WHAT YOU NEED TO DO:
Narrow the data below down to the lines containing "kind".

"""

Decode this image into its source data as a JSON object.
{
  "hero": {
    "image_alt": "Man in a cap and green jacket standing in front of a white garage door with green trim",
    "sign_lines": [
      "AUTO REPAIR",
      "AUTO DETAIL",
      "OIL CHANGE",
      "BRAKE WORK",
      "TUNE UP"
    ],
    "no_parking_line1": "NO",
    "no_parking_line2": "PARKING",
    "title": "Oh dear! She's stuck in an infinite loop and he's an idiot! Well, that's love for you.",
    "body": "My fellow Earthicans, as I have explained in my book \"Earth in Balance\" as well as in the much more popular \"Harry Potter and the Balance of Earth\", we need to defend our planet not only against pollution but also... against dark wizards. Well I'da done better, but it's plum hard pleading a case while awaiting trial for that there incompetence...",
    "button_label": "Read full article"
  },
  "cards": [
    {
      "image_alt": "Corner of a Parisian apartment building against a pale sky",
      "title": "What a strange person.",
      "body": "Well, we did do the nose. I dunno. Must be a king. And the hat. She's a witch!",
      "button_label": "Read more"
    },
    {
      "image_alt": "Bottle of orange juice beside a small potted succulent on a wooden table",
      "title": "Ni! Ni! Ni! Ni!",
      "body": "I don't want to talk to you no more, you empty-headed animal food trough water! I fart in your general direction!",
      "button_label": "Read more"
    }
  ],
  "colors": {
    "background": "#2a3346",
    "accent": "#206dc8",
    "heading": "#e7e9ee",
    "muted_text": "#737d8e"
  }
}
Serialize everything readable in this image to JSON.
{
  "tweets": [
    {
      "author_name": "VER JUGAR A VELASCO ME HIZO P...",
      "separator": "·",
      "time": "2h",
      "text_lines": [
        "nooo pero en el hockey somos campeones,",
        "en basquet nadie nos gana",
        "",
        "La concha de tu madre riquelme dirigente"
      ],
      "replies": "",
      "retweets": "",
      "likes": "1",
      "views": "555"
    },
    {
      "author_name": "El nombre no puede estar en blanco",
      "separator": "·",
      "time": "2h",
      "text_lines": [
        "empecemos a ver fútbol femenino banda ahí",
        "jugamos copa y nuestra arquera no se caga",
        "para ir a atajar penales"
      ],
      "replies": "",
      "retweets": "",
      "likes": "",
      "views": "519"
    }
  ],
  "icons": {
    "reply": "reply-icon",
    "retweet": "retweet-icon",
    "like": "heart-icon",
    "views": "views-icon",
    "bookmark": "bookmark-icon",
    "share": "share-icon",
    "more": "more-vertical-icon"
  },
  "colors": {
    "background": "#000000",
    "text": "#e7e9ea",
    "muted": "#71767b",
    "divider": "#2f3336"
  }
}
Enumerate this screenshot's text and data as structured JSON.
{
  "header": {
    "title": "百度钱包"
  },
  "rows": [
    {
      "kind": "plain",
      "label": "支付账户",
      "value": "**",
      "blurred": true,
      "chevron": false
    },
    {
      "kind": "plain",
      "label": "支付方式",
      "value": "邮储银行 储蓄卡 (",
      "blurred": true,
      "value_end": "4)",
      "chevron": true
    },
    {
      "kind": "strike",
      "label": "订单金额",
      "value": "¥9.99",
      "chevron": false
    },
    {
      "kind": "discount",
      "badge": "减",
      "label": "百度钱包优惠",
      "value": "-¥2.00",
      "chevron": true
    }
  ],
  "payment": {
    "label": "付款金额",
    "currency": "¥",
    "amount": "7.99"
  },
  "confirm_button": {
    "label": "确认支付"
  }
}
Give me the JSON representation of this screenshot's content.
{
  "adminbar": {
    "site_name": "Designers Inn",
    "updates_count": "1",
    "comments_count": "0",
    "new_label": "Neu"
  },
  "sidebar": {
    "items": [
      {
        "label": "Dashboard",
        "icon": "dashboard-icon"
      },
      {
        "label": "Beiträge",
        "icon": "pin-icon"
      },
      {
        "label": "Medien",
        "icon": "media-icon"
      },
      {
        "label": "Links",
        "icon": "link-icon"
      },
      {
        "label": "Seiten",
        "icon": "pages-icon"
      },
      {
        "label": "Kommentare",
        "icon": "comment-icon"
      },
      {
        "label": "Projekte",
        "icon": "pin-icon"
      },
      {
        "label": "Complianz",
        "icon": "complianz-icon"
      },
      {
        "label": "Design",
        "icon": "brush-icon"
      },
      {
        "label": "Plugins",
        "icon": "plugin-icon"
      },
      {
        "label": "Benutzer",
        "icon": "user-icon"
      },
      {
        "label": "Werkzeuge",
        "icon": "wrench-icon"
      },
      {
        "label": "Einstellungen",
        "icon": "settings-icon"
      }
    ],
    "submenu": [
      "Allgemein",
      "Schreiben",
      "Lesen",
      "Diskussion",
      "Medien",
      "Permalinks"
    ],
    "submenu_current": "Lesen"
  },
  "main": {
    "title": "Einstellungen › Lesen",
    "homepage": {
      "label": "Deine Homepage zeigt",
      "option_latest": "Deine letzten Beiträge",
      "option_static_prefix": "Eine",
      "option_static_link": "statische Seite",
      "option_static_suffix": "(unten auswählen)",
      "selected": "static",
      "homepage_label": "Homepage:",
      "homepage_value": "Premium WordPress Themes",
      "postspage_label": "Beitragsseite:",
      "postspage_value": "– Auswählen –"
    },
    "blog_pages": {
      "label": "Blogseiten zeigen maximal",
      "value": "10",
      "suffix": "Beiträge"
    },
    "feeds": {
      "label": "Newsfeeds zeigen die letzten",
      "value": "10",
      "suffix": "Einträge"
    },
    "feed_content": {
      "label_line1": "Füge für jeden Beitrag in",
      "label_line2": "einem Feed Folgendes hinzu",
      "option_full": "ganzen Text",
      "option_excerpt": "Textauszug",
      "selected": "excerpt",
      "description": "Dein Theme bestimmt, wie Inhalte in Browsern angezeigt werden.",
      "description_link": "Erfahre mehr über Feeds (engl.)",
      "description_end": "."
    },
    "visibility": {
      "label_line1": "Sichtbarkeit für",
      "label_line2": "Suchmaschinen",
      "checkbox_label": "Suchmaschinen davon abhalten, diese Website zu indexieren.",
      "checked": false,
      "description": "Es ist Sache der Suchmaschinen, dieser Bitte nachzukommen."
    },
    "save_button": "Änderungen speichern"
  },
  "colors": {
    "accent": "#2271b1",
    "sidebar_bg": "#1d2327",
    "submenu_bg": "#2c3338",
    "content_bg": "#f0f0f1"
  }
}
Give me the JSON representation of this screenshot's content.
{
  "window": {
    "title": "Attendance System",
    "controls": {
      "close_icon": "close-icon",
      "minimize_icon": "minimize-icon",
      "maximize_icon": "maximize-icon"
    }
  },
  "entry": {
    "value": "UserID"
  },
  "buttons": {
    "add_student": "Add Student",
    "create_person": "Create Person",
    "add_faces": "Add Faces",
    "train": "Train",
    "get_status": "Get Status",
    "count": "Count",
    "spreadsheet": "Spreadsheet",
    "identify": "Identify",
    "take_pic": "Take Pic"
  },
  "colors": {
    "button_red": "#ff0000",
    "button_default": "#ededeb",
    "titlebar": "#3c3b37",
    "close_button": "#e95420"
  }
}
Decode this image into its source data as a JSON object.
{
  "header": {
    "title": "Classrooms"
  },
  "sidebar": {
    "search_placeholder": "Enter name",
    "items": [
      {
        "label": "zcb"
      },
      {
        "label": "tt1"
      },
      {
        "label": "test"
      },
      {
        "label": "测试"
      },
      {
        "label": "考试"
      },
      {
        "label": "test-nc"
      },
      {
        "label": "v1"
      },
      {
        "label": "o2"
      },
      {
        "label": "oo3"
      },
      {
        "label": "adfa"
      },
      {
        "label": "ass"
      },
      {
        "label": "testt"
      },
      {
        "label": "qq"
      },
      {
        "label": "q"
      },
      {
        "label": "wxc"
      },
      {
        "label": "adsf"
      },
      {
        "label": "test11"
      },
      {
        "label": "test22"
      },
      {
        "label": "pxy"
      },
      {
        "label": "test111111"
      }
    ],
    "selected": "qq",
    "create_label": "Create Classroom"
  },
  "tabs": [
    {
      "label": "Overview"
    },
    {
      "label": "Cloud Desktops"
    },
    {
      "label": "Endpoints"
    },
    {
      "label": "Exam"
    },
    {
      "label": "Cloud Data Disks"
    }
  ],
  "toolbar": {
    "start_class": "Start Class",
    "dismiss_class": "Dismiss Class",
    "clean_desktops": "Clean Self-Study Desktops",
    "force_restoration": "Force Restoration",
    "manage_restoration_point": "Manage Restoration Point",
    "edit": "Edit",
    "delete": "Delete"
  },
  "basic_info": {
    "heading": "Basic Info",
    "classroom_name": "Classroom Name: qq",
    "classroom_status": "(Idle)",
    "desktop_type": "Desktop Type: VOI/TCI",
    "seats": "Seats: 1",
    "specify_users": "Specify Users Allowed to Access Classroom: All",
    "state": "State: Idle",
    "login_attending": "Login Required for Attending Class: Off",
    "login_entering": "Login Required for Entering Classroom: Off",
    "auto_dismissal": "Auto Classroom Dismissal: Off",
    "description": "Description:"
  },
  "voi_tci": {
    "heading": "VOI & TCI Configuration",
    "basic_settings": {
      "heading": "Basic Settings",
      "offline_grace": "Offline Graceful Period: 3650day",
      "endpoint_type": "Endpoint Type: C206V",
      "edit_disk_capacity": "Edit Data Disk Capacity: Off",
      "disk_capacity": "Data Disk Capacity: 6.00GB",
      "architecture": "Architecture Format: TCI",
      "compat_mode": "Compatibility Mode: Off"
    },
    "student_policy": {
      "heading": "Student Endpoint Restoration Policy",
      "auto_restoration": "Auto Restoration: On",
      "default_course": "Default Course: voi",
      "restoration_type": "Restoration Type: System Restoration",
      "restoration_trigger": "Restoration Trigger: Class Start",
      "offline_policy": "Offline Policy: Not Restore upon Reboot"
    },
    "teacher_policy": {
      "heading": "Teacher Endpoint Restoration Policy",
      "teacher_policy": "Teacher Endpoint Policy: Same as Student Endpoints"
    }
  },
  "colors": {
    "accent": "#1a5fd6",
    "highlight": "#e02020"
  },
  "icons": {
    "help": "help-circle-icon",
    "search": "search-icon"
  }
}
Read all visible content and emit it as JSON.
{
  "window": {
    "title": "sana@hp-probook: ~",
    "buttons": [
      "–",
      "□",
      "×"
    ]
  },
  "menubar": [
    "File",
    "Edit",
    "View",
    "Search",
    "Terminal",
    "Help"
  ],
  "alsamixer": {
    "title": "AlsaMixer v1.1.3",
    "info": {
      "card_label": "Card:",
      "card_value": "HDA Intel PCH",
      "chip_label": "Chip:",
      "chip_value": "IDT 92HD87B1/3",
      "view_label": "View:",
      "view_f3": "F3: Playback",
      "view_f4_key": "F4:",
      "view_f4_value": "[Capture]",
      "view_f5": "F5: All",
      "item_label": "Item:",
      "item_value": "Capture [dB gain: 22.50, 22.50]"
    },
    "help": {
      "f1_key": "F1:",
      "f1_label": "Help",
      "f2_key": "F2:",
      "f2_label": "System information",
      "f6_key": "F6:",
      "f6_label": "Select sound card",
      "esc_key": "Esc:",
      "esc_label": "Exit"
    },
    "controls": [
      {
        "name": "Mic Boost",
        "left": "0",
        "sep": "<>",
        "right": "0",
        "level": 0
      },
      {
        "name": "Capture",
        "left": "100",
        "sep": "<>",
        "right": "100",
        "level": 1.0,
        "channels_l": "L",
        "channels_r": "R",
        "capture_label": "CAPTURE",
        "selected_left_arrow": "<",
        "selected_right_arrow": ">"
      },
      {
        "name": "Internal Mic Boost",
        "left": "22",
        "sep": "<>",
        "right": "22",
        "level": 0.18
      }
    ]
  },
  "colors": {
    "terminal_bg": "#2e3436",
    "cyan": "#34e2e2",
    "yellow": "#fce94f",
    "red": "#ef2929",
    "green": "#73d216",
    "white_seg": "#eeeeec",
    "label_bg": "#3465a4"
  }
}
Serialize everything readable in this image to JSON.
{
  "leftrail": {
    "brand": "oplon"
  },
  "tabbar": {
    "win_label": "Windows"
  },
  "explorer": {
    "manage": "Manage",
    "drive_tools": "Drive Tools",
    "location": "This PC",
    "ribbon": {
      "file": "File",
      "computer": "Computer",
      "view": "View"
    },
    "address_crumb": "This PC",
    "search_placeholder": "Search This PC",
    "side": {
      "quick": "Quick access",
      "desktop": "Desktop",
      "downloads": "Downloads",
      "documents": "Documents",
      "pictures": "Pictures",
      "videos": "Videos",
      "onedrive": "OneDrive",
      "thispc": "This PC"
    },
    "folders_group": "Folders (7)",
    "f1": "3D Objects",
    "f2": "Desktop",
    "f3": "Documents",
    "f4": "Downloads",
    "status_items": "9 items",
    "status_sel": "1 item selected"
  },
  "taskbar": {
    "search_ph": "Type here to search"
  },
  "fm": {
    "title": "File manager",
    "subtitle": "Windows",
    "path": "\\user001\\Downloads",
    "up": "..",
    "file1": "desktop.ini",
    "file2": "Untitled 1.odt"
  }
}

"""

YOUR RESPONSE:
      "kind": "plain",
      "kind": "plain",
      "kind": "strike",
      "kind": "discount",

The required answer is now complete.